[Records for the task]

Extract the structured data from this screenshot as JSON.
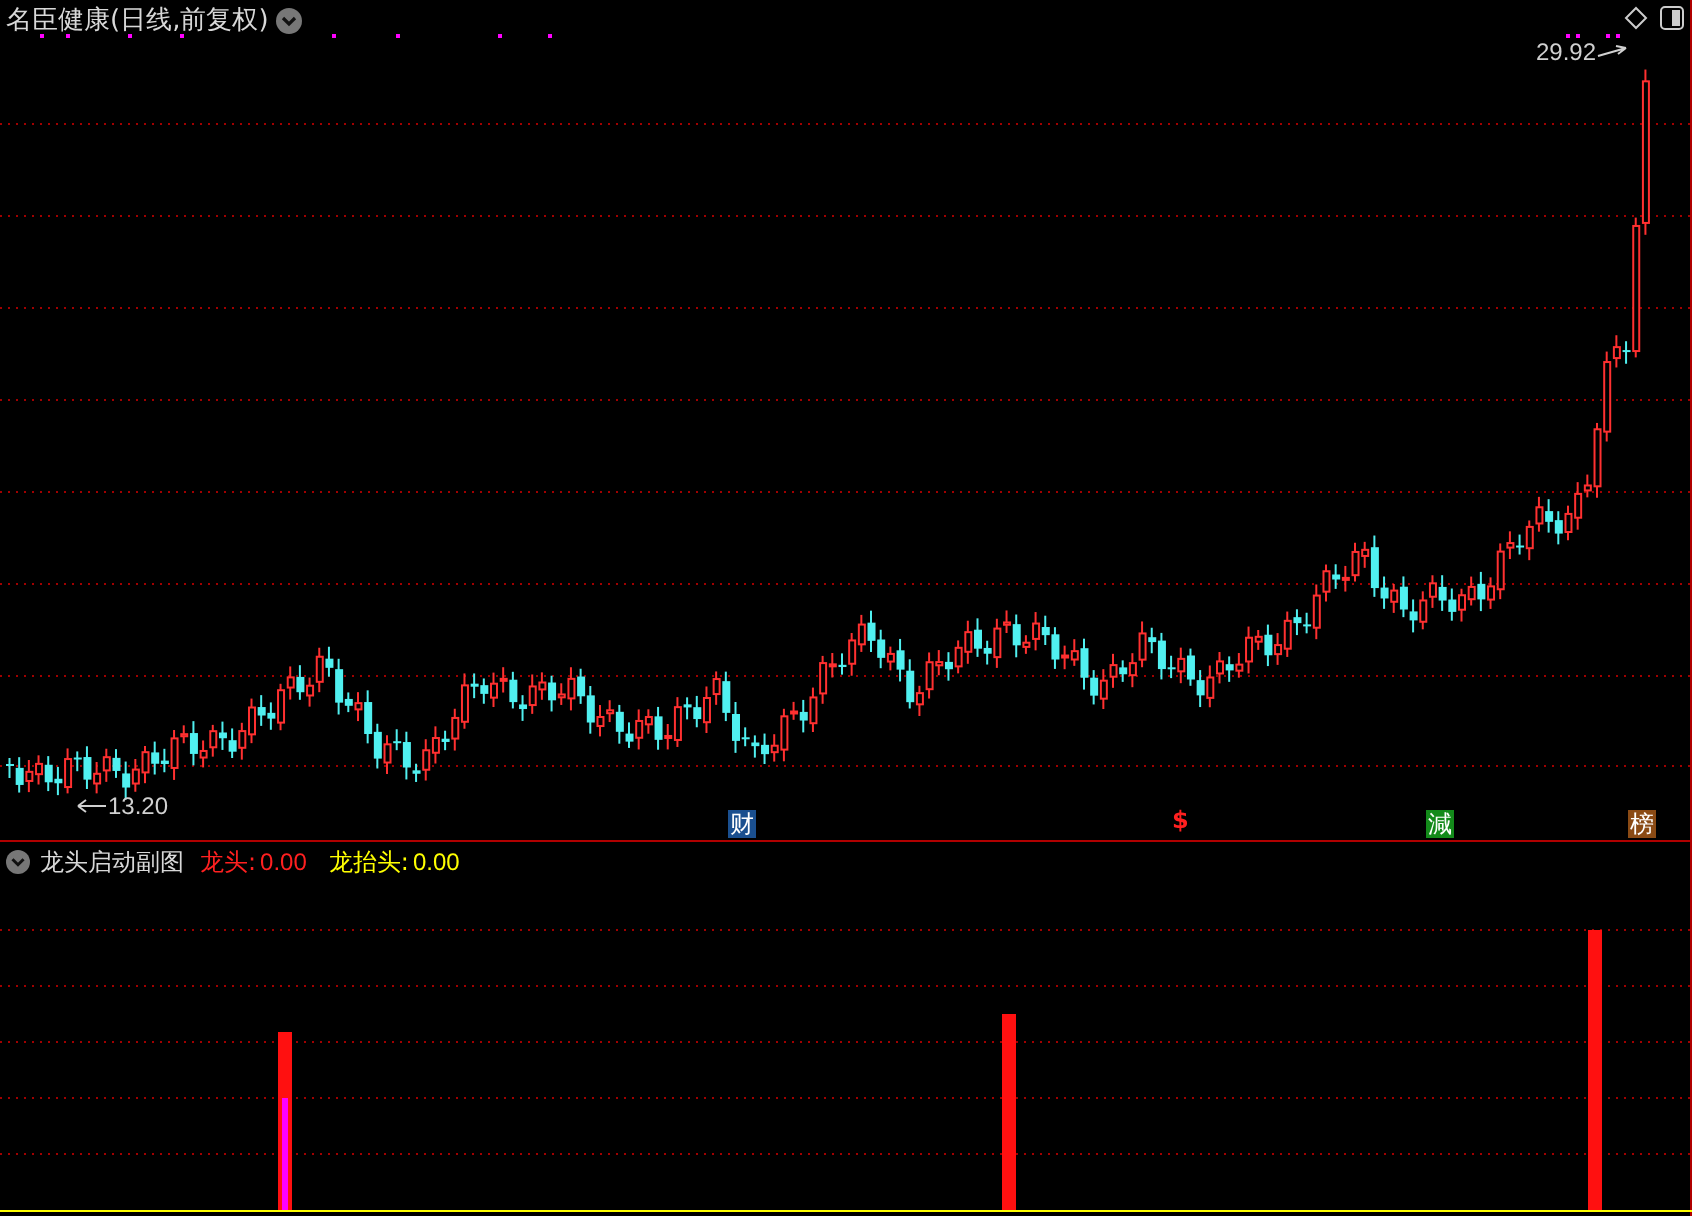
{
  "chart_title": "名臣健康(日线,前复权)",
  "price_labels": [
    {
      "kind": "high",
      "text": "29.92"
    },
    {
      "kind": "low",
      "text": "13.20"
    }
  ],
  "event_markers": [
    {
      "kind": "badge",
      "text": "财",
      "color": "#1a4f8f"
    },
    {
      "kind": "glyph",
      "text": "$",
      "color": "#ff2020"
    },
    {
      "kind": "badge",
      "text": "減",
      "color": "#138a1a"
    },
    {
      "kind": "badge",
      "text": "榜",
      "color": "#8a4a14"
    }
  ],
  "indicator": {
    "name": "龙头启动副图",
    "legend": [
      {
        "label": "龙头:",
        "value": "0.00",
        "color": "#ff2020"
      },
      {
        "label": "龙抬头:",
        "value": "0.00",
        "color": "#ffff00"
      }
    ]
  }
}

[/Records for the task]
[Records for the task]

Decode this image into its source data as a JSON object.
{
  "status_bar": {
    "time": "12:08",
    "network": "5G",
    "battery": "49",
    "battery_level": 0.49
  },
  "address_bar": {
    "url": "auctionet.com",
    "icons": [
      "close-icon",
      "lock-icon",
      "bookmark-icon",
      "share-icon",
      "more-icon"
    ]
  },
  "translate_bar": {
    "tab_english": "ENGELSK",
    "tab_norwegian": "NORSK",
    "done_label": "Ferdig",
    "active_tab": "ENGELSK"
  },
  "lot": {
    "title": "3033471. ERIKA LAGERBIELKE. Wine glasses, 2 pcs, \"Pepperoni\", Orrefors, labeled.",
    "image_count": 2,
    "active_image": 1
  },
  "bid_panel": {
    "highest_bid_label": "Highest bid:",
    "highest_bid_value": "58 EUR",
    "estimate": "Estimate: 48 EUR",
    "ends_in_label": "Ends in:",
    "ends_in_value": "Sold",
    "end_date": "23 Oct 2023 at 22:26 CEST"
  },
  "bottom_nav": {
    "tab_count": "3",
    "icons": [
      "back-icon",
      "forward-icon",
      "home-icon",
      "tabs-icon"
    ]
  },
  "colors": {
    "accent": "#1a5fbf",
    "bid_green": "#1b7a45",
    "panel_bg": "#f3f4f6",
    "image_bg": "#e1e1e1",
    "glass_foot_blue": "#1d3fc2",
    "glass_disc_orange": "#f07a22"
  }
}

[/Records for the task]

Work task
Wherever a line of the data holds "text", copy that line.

Exercise result
      "text": "29.92"
      "text": "13.20"
      "text": "财",
      "text": "$",
      "text": "減",
      "text": "榜",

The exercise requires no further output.